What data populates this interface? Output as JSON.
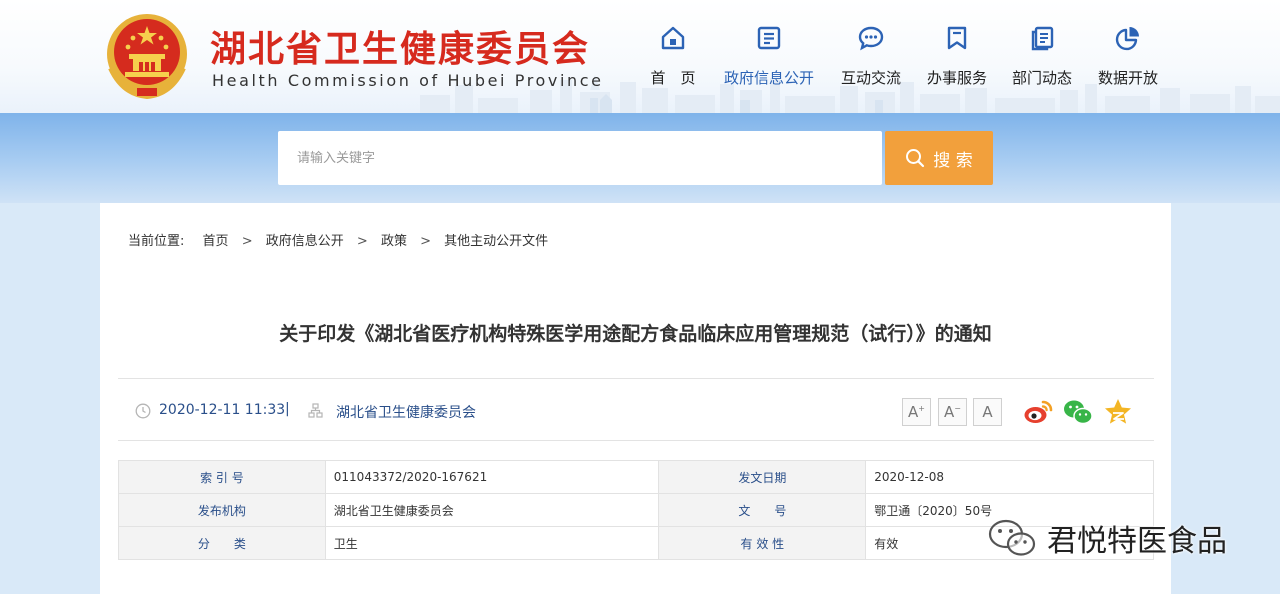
{
  "header": {
    "title_cn": "湖北省卫生健康委员会",
    "title_en": "Health Commission of Hubei Province"
  },
  "nav": [
    {
      "label": "首　页",
      "icon": "home-icon"
    },
    {
      "label": "政府信息公开",
      "icon": "document-icon",
      "active": true
    },
    {
      "label": "互动交流",
      "icon": "chat-icon"
    },
    {
      "label": "办事服务",
      "icon": "bookmark-icon"
    },
    {
      "label": "部门动态",
      "icon": "pages-icon"
    },
    {
      "label": "数据开放",
      "icon": "pie-chart-icon"
    }
  ],
  "search": {
    "placeholder": "请输入关键字",
    "button_label": "搜 索"
  },
  "breadcrumb": {
    "label": "当前位置:",
    "items": [
      "首页",
      "政府信息公开",
      "政策",
      "其他主动公开文件"
    ],
    "separator": ">"
  },
  "article": {
    "title": "关于印发《湖北省医疗机构特殊医学用途配方食品临床应用管理规范（试行）》的通知",
    "date": "2020-12-11 11:33",
    "divider": "|",
    "publisher": "湖北省卫生健康委员会"
  },
  "font_size_buttons": [
    "A",
    "A",
    "A"
  ],
  "info_table": [
    {
      "k1": "索 引 号",
      "v1": "011043372/2020-167621",
      "k2": "发文日期",
      "v2": "2020-12-08"
    },
    {
      "k1": "发布机构",
      "v1": "湖北省卫生健康委员会",
      "k2": "文　　号",
      "v2": "鄂卫通〔2020〕50号"
    },
    {
      "k1": "分　　类",
      "v1": "卫生",
      "k2": "有 效 性",
      "v2": "有效"
    }
  ],
  "watermark": "君悦特医食品",
  "colors": {
    "brand_red": "#d62a1e",
    "nav_active": "#2c63b5",
    "icon_blue": "#2c63b5",
    "search_orange": "#f2a03c",
    "meta_text": "#2a4f8a"
  }
}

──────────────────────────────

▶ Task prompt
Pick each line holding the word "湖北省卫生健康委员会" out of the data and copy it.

▶ Answer below
    "title_cn": "湖北省卫生健康委员会",
    "publisher": "湖北省卫生健康委员会"
      "v1": "湖北省卫生健康委员会",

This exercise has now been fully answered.